The storm gave the congregation “a chance to reflect on ‘What is the church?’” Register said. “For too long in Southern Baptist life we have said with our mind, ‘Well, the church is the congregation, it’s the family of faith, it’s a group of baptized believers.’ But in actuality, we’ve practiced that the church is brick and mortar and columns and facilities.
“We’ve had the opportunity to discover that the church is not a building located at 14th Street and 22nd Avenue for the last 110 years. It is the body of Christ.”
Referring to what he sees as the three primary purposes of the church — worship, fellowship and discipleship -– Register noted, “These purposes are not impacted by location except where the people happen to be gathered for these purposes.”
Katrina “helped me reflect on a lot of things,” the pastor continued, including how Southern Baptists do church. “We’ve been very effective in enrolling and attending, studying and teaching.

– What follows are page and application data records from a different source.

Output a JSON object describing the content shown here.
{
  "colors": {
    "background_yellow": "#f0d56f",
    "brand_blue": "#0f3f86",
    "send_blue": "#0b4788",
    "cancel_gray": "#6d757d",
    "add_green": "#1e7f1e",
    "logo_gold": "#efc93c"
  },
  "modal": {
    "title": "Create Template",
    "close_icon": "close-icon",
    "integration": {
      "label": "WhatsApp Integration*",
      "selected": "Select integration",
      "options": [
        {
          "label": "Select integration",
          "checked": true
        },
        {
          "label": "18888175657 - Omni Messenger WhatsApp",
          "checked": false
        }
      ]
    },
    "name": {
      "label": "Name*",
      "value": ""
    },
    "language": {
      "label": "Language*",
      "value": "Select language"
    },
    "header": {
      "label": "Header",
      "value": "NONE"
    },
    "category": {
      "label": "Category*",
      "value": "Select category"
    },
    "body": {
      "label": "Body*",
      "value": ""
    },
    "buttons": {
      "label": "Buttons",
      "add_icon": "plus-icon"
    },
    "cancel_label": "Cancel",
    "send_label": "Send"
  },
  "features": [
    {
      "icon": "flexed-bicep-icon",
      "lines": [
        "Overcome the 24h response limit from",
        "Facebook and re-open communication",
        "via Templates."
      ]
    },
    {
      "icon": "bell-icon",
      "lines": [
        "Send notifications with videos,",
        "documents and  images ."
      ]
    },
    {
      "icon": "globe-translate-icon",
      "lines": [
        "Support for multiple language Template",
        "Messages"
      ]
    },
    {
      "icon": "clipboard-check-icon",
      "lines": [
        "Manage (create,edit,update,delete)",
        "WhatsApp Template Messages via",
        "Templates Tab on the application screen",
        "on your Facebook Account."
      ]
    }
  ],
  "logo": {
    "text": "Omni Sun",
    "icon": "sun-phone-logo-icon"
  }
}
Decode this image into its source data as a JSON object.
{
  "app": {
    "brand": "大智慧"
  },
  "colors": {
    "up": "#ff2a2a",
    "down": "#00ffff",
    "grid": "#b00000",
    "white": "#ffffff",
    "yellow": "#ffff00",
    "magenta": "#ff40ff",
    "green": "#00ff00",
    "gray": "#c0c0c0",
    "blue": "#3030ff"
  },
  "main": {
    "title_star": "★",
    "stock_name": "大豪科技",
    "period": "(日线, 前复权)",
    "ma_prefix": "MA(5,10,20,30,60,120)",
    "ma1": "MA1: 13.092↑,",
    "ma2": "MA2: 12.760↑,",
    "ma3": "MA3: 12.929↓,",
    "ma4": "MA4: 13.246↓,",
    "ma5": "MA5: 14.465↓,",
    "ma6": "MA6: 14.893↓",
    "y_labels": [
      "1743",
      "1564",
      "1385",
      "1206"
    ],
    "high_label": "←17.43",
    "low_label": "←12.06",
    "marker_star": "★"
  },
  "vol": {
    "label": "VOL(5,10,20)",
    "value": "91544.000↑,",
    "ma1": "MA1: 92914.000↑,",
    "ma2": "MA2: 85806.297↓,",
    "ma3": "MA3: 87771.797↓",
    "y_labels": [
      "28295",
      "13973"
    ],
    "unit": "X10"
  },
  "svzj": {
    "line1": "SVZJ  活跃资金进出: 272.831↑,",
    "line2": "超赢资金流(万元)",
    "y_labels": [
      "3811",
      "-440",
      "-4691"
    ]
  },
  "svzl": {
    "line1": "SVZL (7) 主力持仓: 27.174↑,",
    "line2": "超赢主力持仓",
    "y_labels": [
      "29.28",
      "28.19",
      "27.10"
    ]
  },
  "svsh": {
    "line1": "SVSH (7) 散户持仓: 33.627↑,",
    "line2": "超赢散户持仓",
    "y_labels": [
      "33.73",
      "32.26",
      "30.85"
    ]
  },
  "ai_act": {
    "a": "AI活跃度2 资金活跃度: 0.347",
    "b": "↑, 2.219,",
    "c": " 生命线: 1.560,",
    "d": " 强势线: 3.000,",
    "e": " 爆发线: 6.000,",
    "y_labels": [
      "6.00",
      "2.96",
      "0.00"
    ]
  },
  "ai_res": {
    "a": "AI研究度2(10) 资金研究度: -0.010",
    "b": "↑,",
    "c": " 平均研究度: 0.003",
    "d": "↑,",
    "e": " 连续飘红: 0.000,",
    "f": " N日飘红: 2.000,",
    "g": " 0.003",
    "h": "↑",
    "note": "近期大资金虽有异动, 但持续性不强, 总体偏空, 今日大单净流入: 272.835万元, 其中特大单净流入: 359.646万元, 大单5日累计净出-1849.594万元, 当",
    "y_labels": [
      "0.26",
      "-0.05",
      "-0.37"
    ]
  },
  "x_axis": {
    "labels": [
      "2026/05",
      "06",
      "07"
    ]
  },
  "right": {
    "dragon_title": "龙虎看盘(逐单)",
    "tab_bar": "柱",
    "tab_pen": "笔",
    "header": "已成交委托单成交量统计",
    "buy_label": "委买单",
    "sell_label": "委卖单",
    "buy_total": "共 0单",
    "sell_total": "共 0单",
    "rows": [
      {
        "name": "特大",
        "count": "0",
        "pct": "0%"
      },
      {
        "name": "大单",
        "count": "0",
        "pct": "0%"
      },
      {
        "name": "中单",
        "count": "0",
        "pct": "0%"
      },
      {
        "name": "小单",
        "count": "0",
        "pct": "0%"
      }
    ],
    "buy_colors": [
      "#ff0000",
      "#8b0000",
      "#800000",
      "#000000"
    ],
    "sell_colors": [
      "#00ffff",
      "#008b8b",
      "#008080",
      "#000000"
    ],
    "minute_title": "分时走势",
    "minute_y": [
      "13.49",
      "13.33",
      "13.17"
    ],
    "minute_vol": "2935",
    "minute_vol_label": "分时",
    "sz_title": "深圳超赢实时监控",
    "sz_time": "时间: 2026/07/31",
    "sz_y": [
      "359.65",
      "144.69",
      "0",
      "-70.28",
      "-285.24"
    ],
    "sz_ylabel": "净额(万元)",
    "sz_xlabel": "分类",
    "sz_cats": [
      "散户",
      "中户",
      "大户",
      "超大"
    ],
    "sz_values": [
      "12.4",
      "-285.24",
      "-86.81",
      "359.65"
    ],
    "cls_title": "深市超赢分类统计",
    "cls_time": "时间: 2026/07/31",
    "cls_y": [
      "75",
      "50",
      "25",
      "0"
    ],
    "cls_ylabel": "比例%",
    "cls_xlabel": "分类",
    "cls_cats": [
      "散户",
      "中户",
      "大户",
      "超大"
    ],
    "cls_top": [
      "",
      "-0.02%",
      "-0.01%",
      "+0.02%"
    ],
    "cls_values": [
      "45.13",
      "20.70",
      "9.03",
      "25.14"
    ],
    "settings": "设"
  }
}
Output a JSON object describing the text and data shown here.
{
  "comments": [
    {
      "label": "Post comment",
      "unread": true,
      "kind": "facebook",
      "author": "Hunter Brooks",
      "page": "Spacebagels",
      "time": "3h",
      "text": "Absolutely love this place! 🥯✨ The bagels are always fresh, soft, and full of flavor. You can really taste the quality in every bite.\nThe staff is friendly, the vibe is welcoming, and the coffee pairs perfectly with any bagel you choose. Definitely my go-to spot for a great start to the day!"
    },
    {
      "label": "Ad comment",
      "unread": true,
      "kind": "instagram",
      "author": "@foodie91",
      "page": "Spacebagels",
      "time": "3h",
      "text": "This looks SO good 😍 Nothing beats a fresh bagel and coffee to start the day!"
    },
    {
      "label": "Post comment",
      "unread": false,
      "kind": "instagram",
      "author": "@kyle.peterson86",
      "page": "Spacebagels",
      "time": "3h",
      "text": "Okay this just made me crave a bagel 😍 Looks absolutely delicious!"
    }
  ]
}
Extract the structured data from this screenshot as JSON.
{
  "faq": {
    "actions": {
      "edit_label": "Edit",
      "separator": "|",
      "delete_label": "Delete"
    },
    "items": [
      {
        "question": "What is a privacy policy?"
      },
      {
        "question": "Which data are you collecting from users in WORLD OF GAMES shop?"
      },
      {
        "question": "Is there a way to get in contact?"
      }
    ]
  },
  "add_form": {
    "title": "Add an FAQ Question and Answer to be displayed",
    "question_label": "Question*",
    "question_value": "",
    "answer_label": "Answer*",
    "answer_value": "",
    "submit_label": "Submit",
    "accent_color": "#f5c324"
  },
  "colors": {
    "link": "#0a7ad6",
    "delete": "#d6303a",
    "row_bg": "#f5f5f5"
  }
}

But I’m not sure that Southern Baptists have been extremely effective in life transformation.
“Because of Katrina, I’ve come to understand life transformation differently than as the typical downtown First Baptist church has been embracing it. In life transformation as a Christian, we should not be as consumed with location, style and model as we should be with ‘I want to be in the presence of my Lord, totally submissive to what He is saying to my life, and totally pliable to His hands that are molding and shaping me.’”
Register told Baptist Press he is “deeply grateful for Southern Baptist volunteers, without whose help we’d be at least four months behind in our recovery.”
“Southern Baptists also have given $22 million toward relief efforts, and that astounds me,” he said.
Register believes, however, that Southern Baptists need to do something else with regard to disaster relief and recovery: “In the last few months, because of Katrina, Southern Baptists for the first time on a wide scale have gotten a vision of what ministry evangelism can really be.
“Because we have the greatest evangelistic opportunity in the history of this nation unfolding right now and for the next three to five years on the Mississippi and Louisiana Gulf Coasts and in New Orleans, we’ve got to have coming out of this first year after Katrina a holistic, top-down strategy — all the way from our North American Mission Board to our local churches — where everyone is working together.
“I’ve been asking for and writing for and crying for a strategy meeting where the top decision-makers at NAMB can come together with our state execs and a sampling of our DOMs and pastors in planning a holistic, unified, strike zone strategy for recovery so no one falls through any gaps. I’d be very pleased for that kind of meeting to occur,” Register said.
“God has positioned us perfectly for our next chapter of history, and only God can solve these big issues we’re facing,” the pastor said. “But for now, He’s doing it in an amazing fashion.”